(Dataset entries)
..........

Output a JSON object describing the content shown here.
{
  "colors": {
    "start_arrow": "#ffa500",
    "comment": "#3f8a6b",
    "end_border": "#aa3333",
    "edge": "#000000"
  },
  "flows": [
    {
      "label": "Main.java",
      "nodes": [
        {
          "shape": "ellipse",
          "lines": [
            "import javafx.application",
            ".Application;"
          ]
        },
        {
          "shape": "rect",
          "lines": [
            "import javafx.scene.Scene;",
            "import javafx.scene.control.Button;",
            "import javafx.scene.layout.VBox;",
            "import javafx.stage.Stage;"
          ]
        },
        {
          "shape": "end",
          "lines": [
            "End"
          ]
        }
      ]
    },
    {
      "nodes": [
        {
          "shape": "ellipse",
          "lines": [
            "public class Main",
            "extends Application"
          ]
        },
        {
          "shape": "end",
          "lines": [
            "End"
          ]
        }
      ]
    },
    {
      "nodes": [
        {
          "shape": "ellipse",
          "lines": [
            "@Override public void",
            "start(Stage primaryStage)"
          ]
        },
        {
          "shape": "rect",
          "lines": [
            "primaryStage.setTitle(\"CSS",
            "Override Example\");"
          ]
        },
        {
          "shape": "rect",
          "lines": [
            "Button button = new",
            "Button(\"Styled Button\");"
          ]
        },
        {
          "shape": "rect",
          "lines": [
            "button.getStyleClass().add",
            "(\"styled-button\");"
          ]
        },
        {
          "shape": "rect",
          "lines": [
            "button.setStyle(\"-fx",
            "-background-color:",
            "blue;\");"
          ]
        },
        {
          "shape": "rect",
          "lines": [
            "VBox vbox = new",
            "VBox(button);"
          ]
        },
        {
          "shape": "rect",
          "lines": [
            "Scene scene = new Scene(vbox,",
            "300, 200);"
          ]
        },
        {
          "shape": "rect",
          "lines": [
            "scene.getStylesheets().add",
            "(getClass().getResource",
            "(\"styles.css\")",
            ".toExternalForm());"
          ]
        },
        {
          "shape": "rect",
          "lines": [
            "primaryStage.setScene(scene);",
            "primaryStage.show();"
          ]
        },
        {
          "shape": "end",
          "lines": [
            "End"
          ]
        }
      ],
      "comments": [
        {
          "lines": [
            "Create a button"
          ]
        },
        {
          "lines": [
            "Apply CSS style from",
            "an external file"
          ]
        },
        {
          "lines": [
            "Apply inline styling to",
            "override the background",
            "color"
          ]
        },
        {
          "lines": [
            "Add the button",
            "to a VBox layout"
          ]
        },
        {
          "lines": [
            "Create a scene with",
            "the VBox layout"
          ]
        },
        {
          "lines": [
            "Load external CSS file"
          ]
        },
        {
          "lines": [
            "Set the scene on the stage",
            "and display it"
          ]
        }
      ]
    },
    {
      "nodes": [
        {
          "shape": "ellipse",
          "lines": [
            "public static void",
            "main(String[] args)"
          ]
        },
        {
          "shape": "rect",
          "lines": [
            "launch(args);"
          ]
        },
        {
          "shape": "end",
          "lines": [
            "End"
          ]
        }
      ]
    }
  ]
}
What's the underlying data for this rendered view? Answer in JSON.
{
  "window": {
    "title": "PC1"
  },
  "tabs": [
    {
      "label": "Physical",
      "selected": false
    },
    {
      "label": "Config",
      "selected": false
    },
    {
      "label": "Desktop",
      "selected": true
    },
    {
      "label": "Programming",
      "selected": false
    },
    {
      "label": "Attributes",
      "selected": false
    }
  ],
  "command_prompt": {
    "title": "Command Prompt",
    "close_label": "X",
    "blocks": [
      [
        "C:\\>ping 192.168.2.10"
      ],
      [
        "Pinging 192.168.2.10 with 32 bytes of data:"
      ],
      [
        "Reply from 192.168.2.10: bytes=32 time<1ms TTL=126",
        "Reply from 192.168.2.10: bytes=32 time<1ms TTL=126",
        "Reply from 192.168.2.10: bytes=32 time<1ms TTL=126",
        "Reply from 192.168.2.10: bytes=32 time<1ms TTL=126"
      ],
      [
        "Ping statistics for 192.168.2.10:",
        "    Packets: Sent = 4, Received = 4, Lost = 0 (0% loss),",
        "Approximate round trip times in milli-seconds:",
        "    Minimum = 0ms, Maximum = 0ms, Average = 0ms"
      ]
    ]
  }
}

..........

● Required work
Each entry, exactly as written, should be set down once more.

● Task output
Output a JSON object describing the content shown here.
{
  "colors": {
    "start_arrow": "#ffa500",
    "comment": "#3f8a6b",
    "end_border": "#aa3333",
    "edge": "#000000"
  },
  "flows": [
    {
      "label": "Main.java",
      "nodes": [
        {
          "shape": "ellipse",
          "lines": [
            "import javafx.application",
            ".Application;"
          ]
        },
        {
          "shape": "rect",
          "lines": [
            "import javafx.scene.Scene;",
            "import javafx.scene.control.Button;",
            "import javafx.scene.layout.VBox;",
            "import javafx.stage.Stage;"
          ]
        },
        {
          "shape": "end",
          "lines": [
            "End"
          ]
        }
      ]
    },
    {
      "nodes": [
        {
          "shape": "ellipse",
          "lines": [
            "public class Main",
            "extends Application"
          ]
        },
        {
          "shape": "end",
          "lines": [
            "End"
          ]
        }
      ]
    },
    {
      "nodes": [
        {
          "shape": "ellipse",
          "lines": [
            "@Override public void",
            "start(Stage primaryStage)"
          ]
        },
        {
          "shape": "rect",
          "lines": [
            "primaryStage.setTitle(\"CSS",
            "Override Example\");"
          ]
        },
        {
          "shape": "rect",
          "lines": [
            "Button button = new",
            "Button(\"Styled Button\");"
          ]
        },
        {
          "shape": "rect",
          "lines": [
            "button.getStyleClass().add",
            "(\"styled-button\");"
          ]
        },
        {
          "shape": "rect",
          "lines": [
            "button.setStyle(\"-fx",
            "-background-color:",
            "blue;\");"
          ]
        },
        {
          "shape": "rect",
          "lines": [
            "VBox vbox = new",
            "VBox(button);"
          ]
        },
        {
          "shape": "rect",
          "lines": [
            "Scene scene = new Scene(vbox,",
            "300, 200);"
          ]
        },
        {
          "shape": "rect",
          "lines": [
            "scene.getStylesheets().add",
            "(getClass().getResource",
            "(\"styles.css\")",
            ".toExternalForm());"
          ]
        },
        {
          "shape": "rect",
          "lines": [
            "primaryStage.setScene(scene);",
            "primaryStage.show();"
          ]
        },
        {
          "shape": "end",
          "lines": [
            "End"
          ]
        }
      ],
      "comments": [
        {
          "lines": [
            "Create a button"
          ]
        },
        {
          "lines": [
            "Apply CSS style from",
            "an external file"
          ]
        },
        {
          "lines": [
            "Apply inline styling to",
            "override the background",
            "color"
          ]
        },
        {
          "lines": [
            "Add the button",
            "to a VBox layout"
          ]
        },
        {
          "lines": [
            "Create a scene with",
            "the VBox layout"
          ]
        },
        {
          "lines": [
            "Load external CSS file"
          ]
        },
        {
          "lines": [
            "Set the scene on the stage",
            "and display it"
          ]
        }
      ]
    },
    {
      "nodes": [
        {
          "shape": "ellipse",
          "lines": [
            "public static void",
            "main(String[] args)"
          ]
        },
        {
          "shape": "rect",
          "lines": [
            "launch(args);"
          ]
        },
        {
          "shape": "end",
          "lines": [
            "End"
          ]
        }
      ]
    }
  ]
}
What's the underlying data for this rendered view? Answer in JSON.
{
  "window": {
    "title": "PC1"
  },
  "tabs": [
    {
      "label": "Physical",
      "selected": false
    },
    {
      "label": "Config",
      "selected": false
    },
    {
      "label": "Desktop",
      "selected": true
    },
    {
      "label": "Programming",
      "selected": false
    },
    {
      "label": "Attributes",
      "selected": false
    }
  ],
  "command_prompt": {
    "title": "Command Prompt",
    "close_label": "X",
    "blocks": [
      [
        "C:\\>ping 192.168.2.10"
      ],
      [
        "Pinging 192.168.2.10 with 32 bytes of data:"
      ],
      [
        "Reply from 192.168.2.10: bytes=32 time<1ms TTL=126",
        "Reply from 192.168.2.10: bytes=32 time<1ms TTL=126",
        "Reply from 192.168.2.10: bytes=32 time<1ms TTL=126",
        "Reply from 192.168.2.10: bytes=32 time<1ms TTL=126"
      ],
      [
        "Ping statistics for 192.168.2.10:",
        "    Packets: Sent = 4, Received = 4, Lost = 0 (0% loss),",
        "Approximate round trip times in milli-seconds:",
        "    Minimum = 0ms, Maximum = 0ms, Average = 0ms"
      ]
    ]
  }
}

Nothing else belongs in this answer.